Someone asked me today, ‘De que color es su tierra?’ – What color is your land? Confused I asked him what he meant and he responded ‘Mi tierra es verde por todo que hay que ver’, (My land is green, for all that you see). I thought about this and could not come to a conclusion – not only becauseCanada is a four season country but because I have long stopped considering one place ‘my land’.
But this land, this land is stunning and yet there is something wrong about the picture. I continued chatting with this man, a sweet elderly man whose bakery shop is central and known to all in Rockafuerte – a small town in the parish of Rio Verde. He went on to tell me about the beauty of the land, of this there is no doubt; and of the greater number of wonders that the land produces naturally: Fruits of all varieties, natural virgin forests including mangroves and an abundance of seafood; Rio Verde is actually host to the infamous cevicangrejo (Crab ceviche). I have looked out into the forests many times, hiked on trails where nature is the only one I interact with and I have of course dived with adoration into the waves that carve out the Esmeraldas coast line – I knew what he spoke of. This land holds a kind of beauty that you never grow accustomed to, so you can’t simply ‘forget’. Everyday you need only to look out into the hills and the sea to find it. You also of course, and above all, find it in the people; like the bakery shop owner, or like the participants I had worked with today and you just know that you are in the presence of very precious and genuine people. However as I said, there is something wrong with the picture. What’s wrong is that even if the land is abundant, these communities are not receiving everything they can from it. Mostly, I learned, because they simply have not received enough training to have the skill to do so and of course there are always other forces that are more powerful than you. External actors – who assume the resources for themselves.

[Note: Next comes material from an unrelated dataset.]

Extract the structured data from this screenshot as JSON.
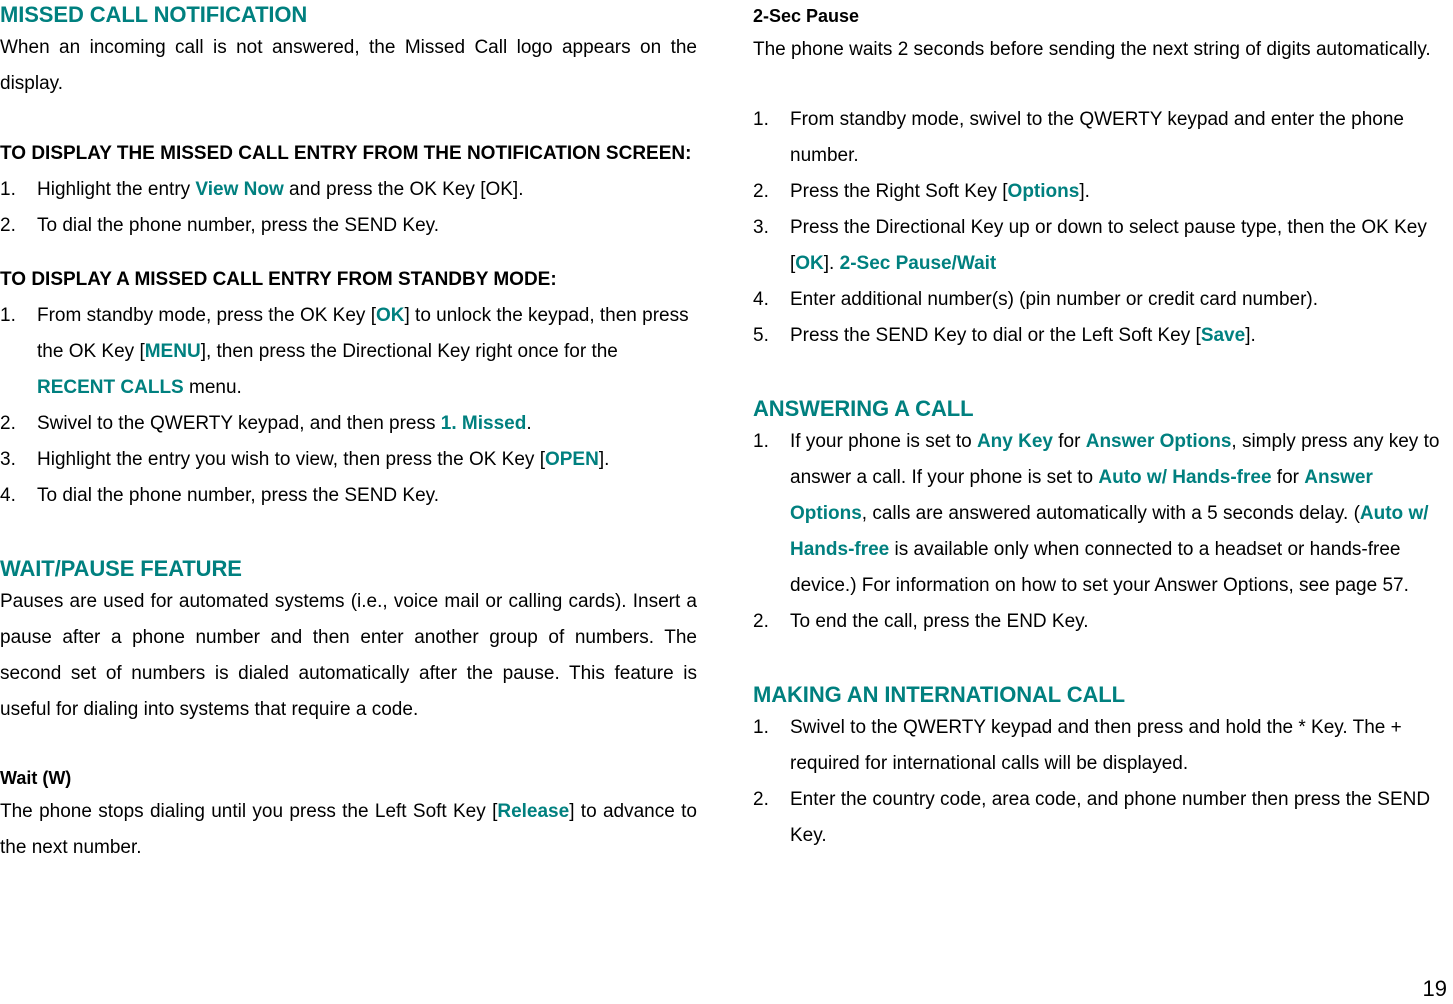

The people as I said are wonderful and yet I really need to discipline myself not to get disheartened when someone chooses to not participate in a personal or community development process. My point in saying this is not to sell the merits of the 100 voices project but to acknowledge the fact that being a participant in the community or a contributor to your own development is not always the most natural thing. Sometimes what is easier is to spend hours by the beach, the street, or watching television. Even if someone presents you another opportunity – you may not see it that way, as an ‘opportunity’. We are reminded that some people are not born into a go-getter society like the one I come from but that some are born into a survival society. Where all you want is to ‘ser una persona importante carajo!’ Be someone important damn it! Important not in the sense that you have a power over all others but that you have a life and work purpose that gives you meaning.
I wonder to myself why I choose to make these observations now given that the group in the community of Palestina is bigger and more gender equal than any other before. I would venture that I took note now because someone asked me today what my land looks like and in turn it made me look closer at theirs. I love what I see and because I adore this tierra verde (green land) I want to give it and its people all the attention it deserves. This asks me to look past the beautiful façade and work in the day-in day-out conflict – but I am ok with that. In fact, surprisingly comfortable because so often I get to meet wonderful souls who think their land is the most beautiful place on earth despite its defects.